Tech claims that a scheduling conflict necessitated the change. "We had to standardize our conference schedule and start playing Maryland in the middle of the season," says the Yellow Jackets' sports information director, Mike Finn. Auburn suspects that its superiority over the last decade—the Tigers hold a 47-39-4 series lead—is the reason that Georgia Tech decided to pack it in. "We didn't drop Tech when we got beat 13 times in a row from 1941 to '54," says David Housel, Finn's counterpart at Auburn. "We're very disappointed. The Georgia-Auburn rivalry is the only longer one in the South [their first meeting was nine months before the inaugural Tech-Tiger game]. It won't be the same when we start playing again. What if you had Christmas every four years?"
The competition between the two engineering schools has been intense.
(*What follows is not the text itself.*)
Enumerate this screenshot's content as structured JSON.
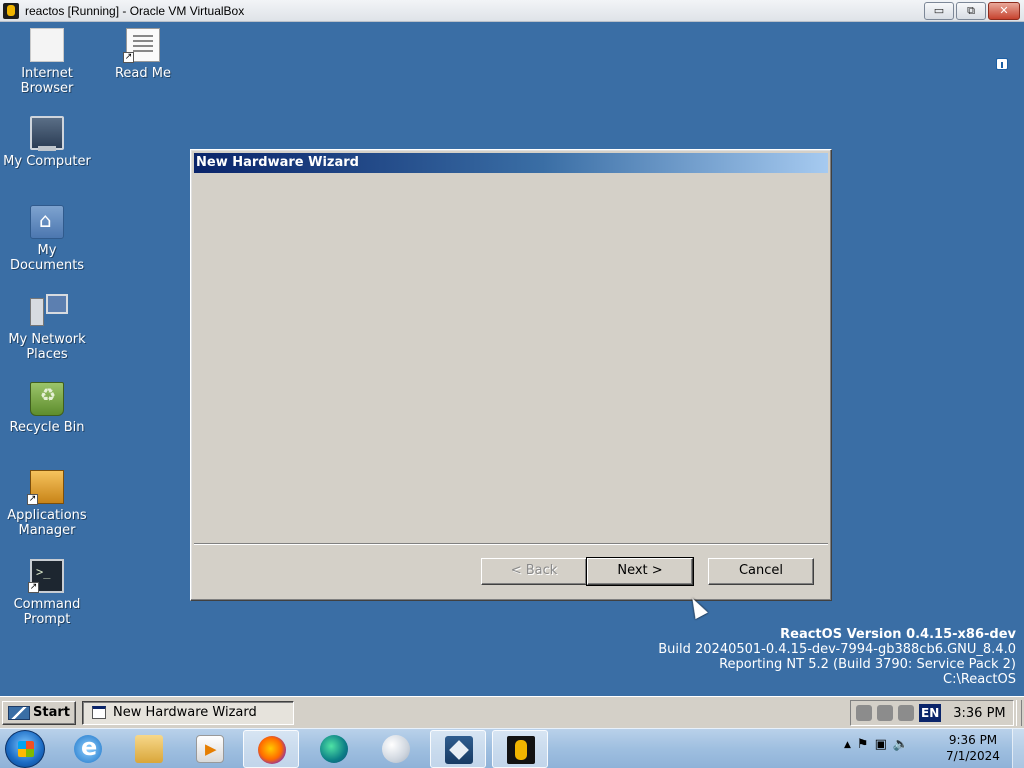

Before the game at Auburn in 1896, partisan fervor got out of hand when the first annual Wreck Tech Pajama Parade didn't end at the football field as planned. "The students went down to the railroad station and smeared pig grease all over the rails," says Housel. As a result the train carrying the Georgia Tech players slid right through Auburn, and they had to walk five miles back to town. It's believed that Auburn coach John Heisman, after whom the trophy is named, was behind the prank. Heisman was 3-0 against Tech when he coached the Tigers. Then, after a stint at Clemson, he became coach at Georgia Tech and went 5-10 against Auburn.
The Wreck Tech Pajama Parade remains a hallowed pregame tradition at Auburn. Each year students clad in pajamas march to Jordan-Hare Stadium chanting, "Wreck Tech, wreck Tech, wreck the hell out of Georgia Tech!" For a while in the 1920s the parade even had a road-game version. Tiger fans would lug a huge ball to Atlanta, and on the morning of the game they would roll it down Peachtree Street, yelling, "We're going to roll right over Georgia Tech!" Even as Auburn rolled on last week, a tradition came to a stop.
Football has proved to be the undoing of more than one college president. In 1985 Clemson's Bill Atchley tried to restructure the athletic department and was pressured to resign. Fred Davison and L. Donald Shields, the presidents of Georgia and SMU, respectively, departed largely because of the pressures generated by football-related scandals.
Now Joab Thomas is feeling the heat at Alabama. Thomas handpicked first-year coach Bill Curry at least as much for Curry's emphasis on academics as for his record (31-43-4) at Georgia Tech. 'Bama is 5-2, but a lot of its fans are unimpressed, even after Saturday's 41-22 win over Tennessee. While one bad season won't get Thomas—or, one assumes, Curry—fired, his comments on the subject last week gave little cheer to those who put scholarship first and athletics second. "The board of trustees wouldn't consider the record of a football coach in evaluating me," said Thomas. "Of course, I might find so much unpleasantness in a situation that I might not want to put up with it."
KEEPING THE BEAT
Miami was idle on Saturday, which made other teams happy. The Hurricanes have ripped through four opponents by the combined score of 154-52, thereby posing the question: At what point does winning big constitute running it up? After the 'Canes beat Maryland 46-16 two weeks ago, Terp athletic director Lew Perkins said, "Talk about classless. We will never again play Miami as long as I am athletic director."